Page and application data records -

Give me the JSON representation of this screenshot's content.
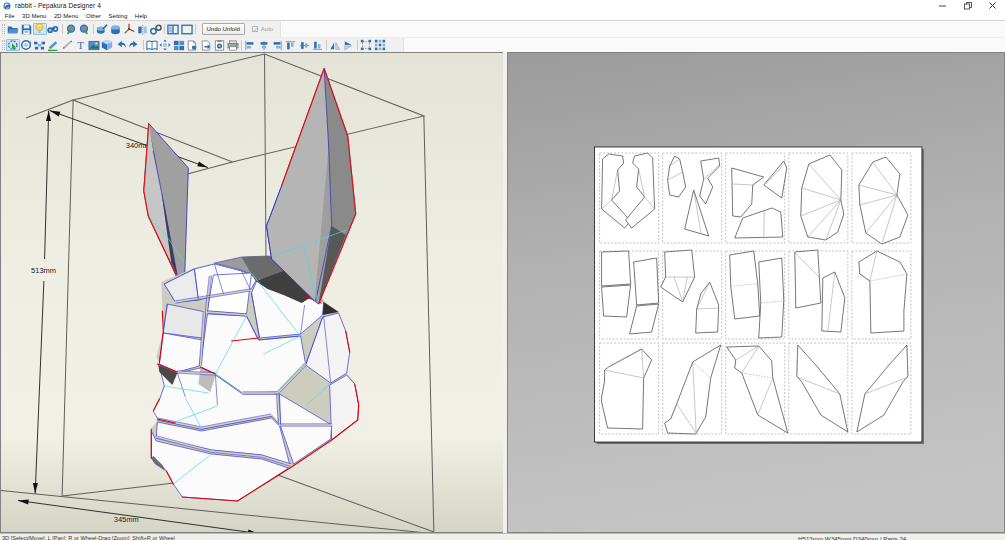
{
  "window": {
    "title": "rabbit - Pepakura Designer 4",
    "controls": [
      "minimize",
      "maximize",
      "close"
    ]
  },
  "menu": {
    "items": [
      "File",
      "3D Menu",
      "2D Menu",
      "Other",
      "Setting",
      "Help"
    ]
  },
  "toolbar": {
    "undo_unfold_label": "Undo Unfold",
    "auto_label": "Auto",
    "auto_checked": true,
    "row1_icons": [
      "open-folder",
      "save",
      "light",
      "view-find",
      "rotate-left",
      "rotate-right",
      "edit-solid",
      "solid",
      "axis",
      "flip-object",
      "joint-link",
      "two-pane-layout",
      "single-pane-layout"
    ],
    "row2_icons": [
      "select-move",
      "rotate-view",
      "select-parts",
      "edge-color-pen",
      "eraser-knife",
      "insert-text",
      "insert-image",
      "box-3d",
      "undo",
      "redo",
      "open-book",
      "move-part",
      "arrange-layout",
      "new-page",
      "page-arrow",
      "capture",
      "print",
      "align-left",
      "align-center-h",
      "align-right",
      "align-top",
      "align-center-v",
      "align-bottom",
      "mirror-horizontal",
      "mirror-vertical",
      "pattern-select",
      "pattern-all"
    ]
  },
  "viewport3d": {
    "dim_height_label": "513mm",
    "dim_depth_label": "340mm",
    "dim_width_label": "345mm",
    "model": "low-poly rabbit mask"
  },
  "viewport2d": {
    "page_cells": 15,
    "grid": "5x3"
  },
  "statusbar": {
    "left": "3D [Select/Move]: L  [Pan]: R or Wheel-Drag  [Zoom]: Shift+R or Wheel",
    "right": "H513mm W345mm D340mm / Parts 24"
  },
  "colors": {
    "accent_blue": "#2f6fb4",
    "highlight": "#cde6f7",
    "edge_red": "#dd1111",
    "edge_blue": "#3333cc",
    "fold_cyan": "#33dddd",
    "bg_3d_top": "#e4e4d8",
    "bg_3d_bottom": "#d5d6c5",
    "bg_2d": "#b4b4b4",
    "page_white": "#ffffff"
  }
}
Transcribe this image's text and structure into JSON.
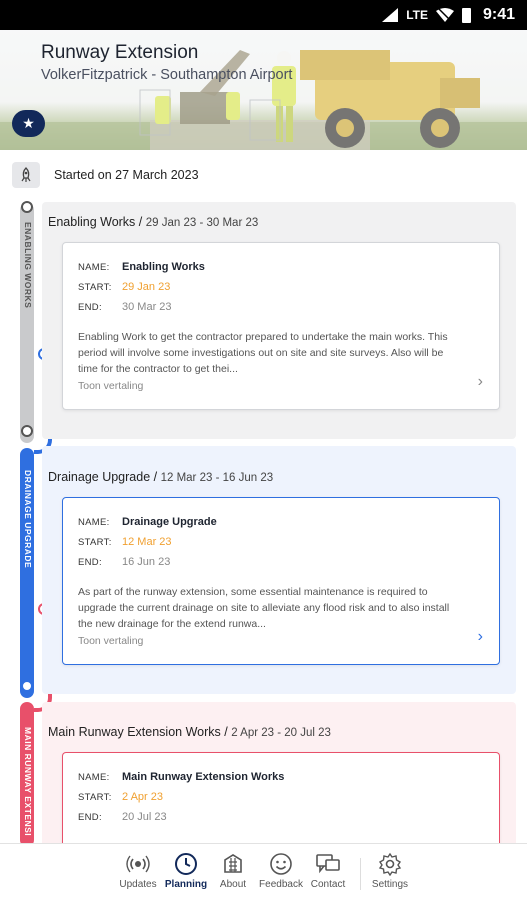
{
  "status_bar": {
    "network": "LTE",
    "time": "9:41"
  },
  "header": {
    "title": "Runway Extension",
    "subtitle": "VolkerFitzpatrick - Southampton Airport",
    "favorite_icon": "star-icon"
  },
  "start": {
    "icon": "rocket-icon",
    "text": "Started on 27 March 2023"
  },
  "phases": [
    {
      "side_label": "ENABLING WORKS",
      "color": "#c9cacc",
      "title": "Enabling Works /",
      "dates": "29 Jan 23 - 30 Mar 23",
      "card": {
        "name_label": "NAME:",
        "name": "Enabling Works",
        "start_label": "START:",
        "start": "29 Jan 23",
        "end_label": "END:",
        "end": "30 Mar 23",
        "description": "Enabling Work to get the contractor prepared to undertake the main works. This period will involve some investigations out on site and site surveys. Also will be time for the contractor to get thei...",
        "more": "Toon vertaling"
      }
    },
    {
      "side_label": "DRAINAGE UPGRADE",
      "color": "#2f6fe0",
      "title": "Drainage Upgrade /",
      "dates": "12 Mar 23 - 16 Jun 23",
      "card": {
        "name_label": "NAME:",
        "name": "Drainage Upgrade",
        "start_label": "START:",
        "start": "12 Mar 23",
        "end_label": "END:",
        "end": "16 Jun 23",
        "description": "As part of the runway extension, some essential maintenance is required to upgrade the current drainage on site to alleviate any flood risk and to also install the new drainage for the extend runwa...",
        "more": "Toon vertaling"
      }
    },
    {
      "side_label": "MAIN RUNWAY EXTENSI",
      "color": "#e8506a",
      "title": "Main Runway Extension Works /",
      "dates": "2 Apr 23 - 20 Jul 23",
      "card": {
        "name_label": "NAME:",
        "name": "Main Runway Extension Works",
        "start_label": "START:",
        "start": "2 Apr 23",
        "end_label": "END:",
        "end": "20 Jul 23"
      }
    }
  ],
  "bottom_nav": [
    {
      "label": "Updates",
      "icon": "broadcast-icon"
    },
    {
      "label": "Planning",
      "icon": "clock-icon",
      "active": true
    },
    {
      "label": "About",
      "icon": "building-icon"
    },
    {
      "label": "Feedback",
      "icon": "smiley-icon"
    },
    {
      "label": "Contact",
      "icon": "chat-icon"
    },
    {
      "label": "Settings",
      "icon": "gear-icon"
    }
  ],
  "colors": {
    "primary_navy": "#12295a",
    "start_date_orange": "#f0a030",
    "phase_grey": "#c9cacc",
    "phase_blue": "#2f6fe0",
    "phase_pink": "#e8506a"
  }
}
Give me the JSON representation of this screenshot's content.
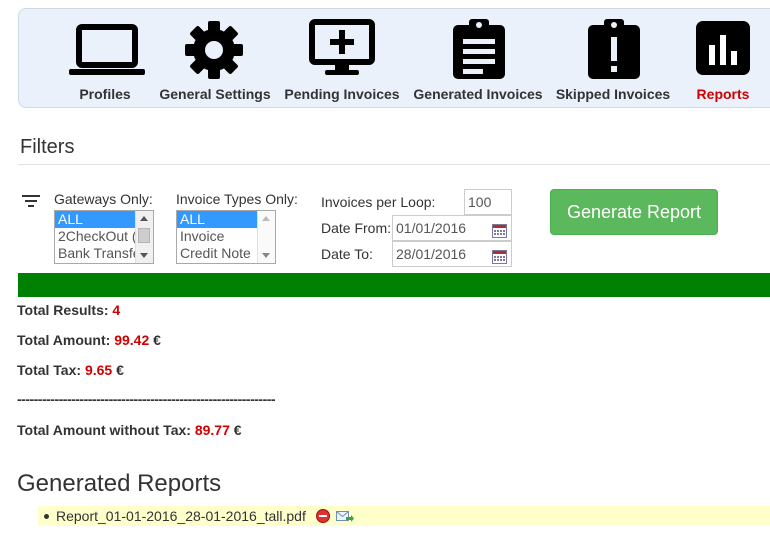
{
  "nav": {
    "items": [
      {
        "label": "Profiles",
        "icon": "laptop-icon"
      },
      {
        "label": "General Settings",
        "icon": "gear-icon"
      },
      {
        "label": "Pending Invoices",
        "icon": "monitor-plus-icon"
      },
      {
        "label": "Generated Invoices",
        "icon": "clipboard-list-icon"
      },
      {
        "label": "Skipped Invoices",
        "icon": "clipboard-exclamation-icon"
      },
      {
        "label": "Reports",
        "icon": "bar-chart-icon",
        "active": true
      }
    ]
  },
  "filters": {
    "title": "Filters",
    "gateways": {
      "label": "Gateways Only:",
      "options": [
        "ALL",
        "2CheckOut (",
        "Bank Transfe"
      ],
      "selected": "ALL"
    },
    "invoice_types": {
      "label": "Invoice Types Only:",
      "options": [
        "ALL",
        "Invoice",
        "Credit Note"
      ],
      "selected": "ALL"
    },
    "per_loop": {
      "label": "Invoices per Loop:",
      "value": "100"
    },
    "date_from": {
      "label": "Date From:",
      "value": "01/01/2016"
    },
    "date_to": {
      "label": "Date To:",
      "value": "28/01/2016"
    },
    "generate_button": "Generate Report"
  },
  "progress": {
    "percent": 100
  },
  "summary": {
    "total_results": {
      "label": "Total Results:",
      "value": "4"
    },
    "total_amount": {
      "label": "Total Amount:",
      "value": "99.42",
      "unit": "€"
    },
    "total_tax": {
      "label": "Total Tax:",
      "value": "9.65",
      "unit": "€"
    },
    "separator": "--------------------------------------------------------------",
    "total_without_tax": {
      "label": "Total Amount without Tax:",
      "value": "89.77",
      "unit": "€"
    }
  },
  "reports": {
    "title": "Generated Reports",
    "files": [
      {
        "name": "Report_01-01-2016_28-01-2016_tall.pdf"
      }
    ]
  },
  "colors": {
    "accent_red": "#d00000",
    "button_green": "#5cb85c",
    "progress_green": "#008000",
    "nav_bg": "#eaf1fa",
    "report_highlight": "#ffffcc"
  }
}
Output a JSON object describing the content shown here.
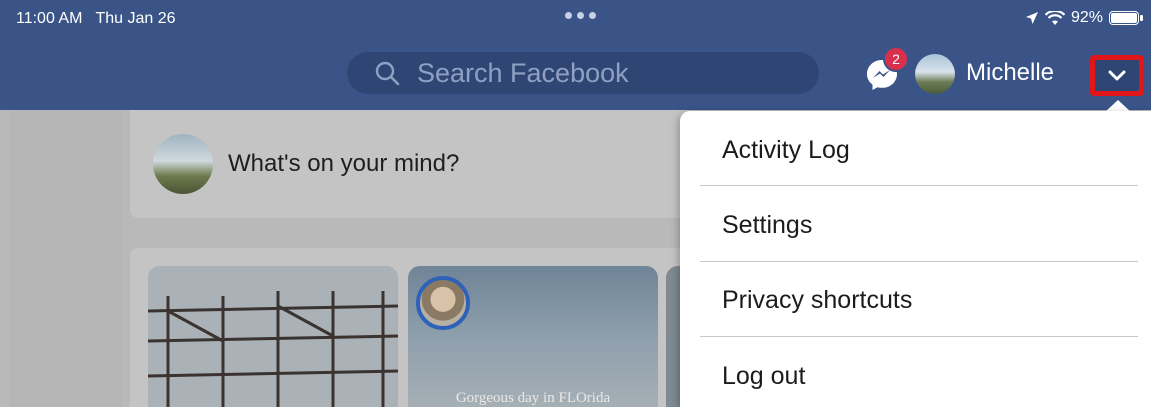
{
  "status_bar": {
    "time": "11:00 AM",
    "date": "Thu Jan 26",
    "battery": "92%"
  },
  "nav": {
    "search_placeholder": "Search Facebook",
    "messenger_badge": "2",
    "user_name": "Michelle"
  },
  "composer": {
    "prompt": "What's on your mind?"
  },
  "stories": [
    {
      "caption": ""
    },
    {
      "caption": "Gorgeous day in FLOrida"
    }
  ],
  "menu": {
    "items": [
      {
        "label": "Activity Log"
      },
      {
        "label": "Settings"
      },
      {
        "label": "Privacy shortcuts"
      },
      {
        "label": "Log out"
      }
    ]
  },
  "colors": {
    "nav_bg": "#3a5488",
    "highlight": "#e0161b",
    "badge": "#d9304e"
  }
}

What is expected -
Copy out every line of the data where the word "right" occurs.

Result below -
      "rotate-right",
      "align-right",
    "right": "H513mm W345mm D340mm / Parts 24"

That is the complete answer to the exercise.